The Roman Empire was remarkably industrious when it came to infrastructure, constructing more than 55,000 miles of paved roads across Europe and North Africa. It’s challenging to visualize the vast network, so Sasha Trubetskoy, a student at the University of Chicago, decided to turn it into a subway-style infographic.
Using information about the roads from a handful of sources–like Stanford’s ORBIS model, the Pelagios digital map of the Roman Empire, and the ancient Antonine Itinerary of stopping points along the routes–Trubetskoy pieced together a diagram of the complex network in a visual language most of us can easily understand.
“It’s hard for me to pin down what inspired the project since my ideas are usually pretty spontaneous. I’d seen a lot of fantasy subway maps online, but most of them weren’t very well designed, so I figured I could do better,” Trubetskoy tells Co.Design via email about what sparked the idea. “I chose the Roman Empire as my subject because I have long been fascinated by their engineering, government, and overall infrastructure, which are sophisticated even by today’s standards.
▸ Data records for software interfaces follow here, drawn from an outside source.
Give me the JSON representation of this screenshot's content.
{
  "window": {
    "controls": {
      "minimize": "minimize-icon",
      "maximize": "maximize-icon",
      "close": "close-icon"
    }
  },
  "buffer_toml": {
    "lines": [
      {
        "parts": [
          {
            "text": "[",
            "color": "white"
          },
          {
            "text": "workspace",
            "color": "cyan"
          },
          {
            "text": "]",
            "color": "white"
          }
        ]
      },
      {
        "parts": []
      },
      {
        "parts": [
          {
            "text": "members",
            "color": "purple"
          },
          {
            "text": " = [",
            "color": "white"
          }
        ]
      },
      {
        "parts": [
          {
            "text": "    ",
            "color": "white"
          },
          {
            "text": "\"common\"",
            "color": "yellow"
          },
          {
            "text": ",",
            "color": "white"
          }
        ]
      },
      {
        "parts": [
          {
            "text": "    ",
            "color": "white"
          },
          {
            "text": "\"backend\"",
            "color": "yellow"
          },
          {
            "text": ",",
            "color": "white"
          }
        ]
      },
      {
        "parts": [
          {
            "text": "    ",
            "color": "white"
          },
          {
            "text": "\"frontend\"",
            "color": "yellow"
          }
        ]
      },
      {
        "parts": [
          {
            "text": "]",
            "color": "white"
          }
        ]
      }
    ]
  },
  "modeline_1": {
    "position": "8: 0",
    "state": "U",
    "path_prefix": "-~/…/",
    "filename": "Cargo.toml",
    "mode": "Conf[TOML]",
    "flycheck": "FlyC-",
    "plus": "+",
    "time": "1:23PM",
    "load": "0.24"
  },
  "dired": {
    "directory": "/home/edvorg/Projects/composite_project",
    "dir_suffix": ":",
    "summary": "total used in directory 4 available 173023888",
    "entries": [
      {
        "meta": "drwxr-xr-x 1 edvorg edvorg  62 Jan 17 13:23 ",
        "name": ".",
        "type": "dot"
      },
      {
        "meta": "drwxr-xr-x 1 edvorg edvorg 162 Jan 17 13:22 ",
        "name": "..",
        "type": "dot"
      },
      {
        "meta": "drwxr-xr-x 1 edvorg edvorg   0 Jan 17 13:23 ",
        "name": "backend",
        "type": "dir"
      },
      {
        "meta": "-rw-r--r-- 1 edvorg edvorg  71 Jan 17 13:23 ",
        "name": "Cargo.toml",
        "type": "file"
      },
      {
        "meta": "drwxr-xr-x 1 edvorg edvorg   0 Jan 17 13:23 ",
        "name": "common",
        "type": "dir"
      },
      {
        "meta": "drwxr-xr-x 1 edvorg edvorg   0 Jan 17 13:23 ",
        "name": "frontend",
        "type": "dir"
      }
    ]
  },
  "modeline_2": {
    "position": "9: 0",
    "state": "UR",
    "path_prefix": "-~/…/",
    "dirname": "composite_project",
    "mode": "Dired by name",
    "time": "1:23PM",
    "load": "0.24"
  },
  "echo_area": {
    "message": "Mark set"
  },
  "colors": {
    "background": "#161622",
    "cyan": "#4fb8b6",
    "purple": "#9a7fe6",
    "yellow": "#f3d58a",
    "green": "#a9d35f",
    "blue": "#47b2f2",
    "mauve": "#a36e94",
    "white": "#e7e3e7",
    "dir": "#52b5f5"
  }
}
The legendary road network was perfectly suited for a subway-style schematic, and there’s something alluring about resurrecting an ancient empire in a modern-looking graphic.”
Like most diagrams of transportation systems, Trubetskoy’s infographic isn’t 100% geographically accurate; it’s more an approximation. He straightened out the lines, organized the stations to retain the proportional distances between them, and had to make editorial decisions about which roads to include (it would have been too frenetic for all of them to be on the map). He also came up with his own terminology for some of the routes which didn’t have historic names. Still, it’s a gorgeous way to view just how masterful the Romans were at transportation planning in a pre-industrial age.
“My aim with this project was to create something that is visually pleasing and simple, yet rich with information,” Trubetskoy writes. “I wanted something that would make people stop and think. But everyone has their own reasons–some marvel at the Romans’ feat of engineering, some are reminded of their home town’s ancient history, others see how similar the ancients were to our modern selves. So there’s not one message, the bottom line is I just wanted to make something cool.”
Trubetskoy is selling his map as a poster for $9. Visit sashat.me for more.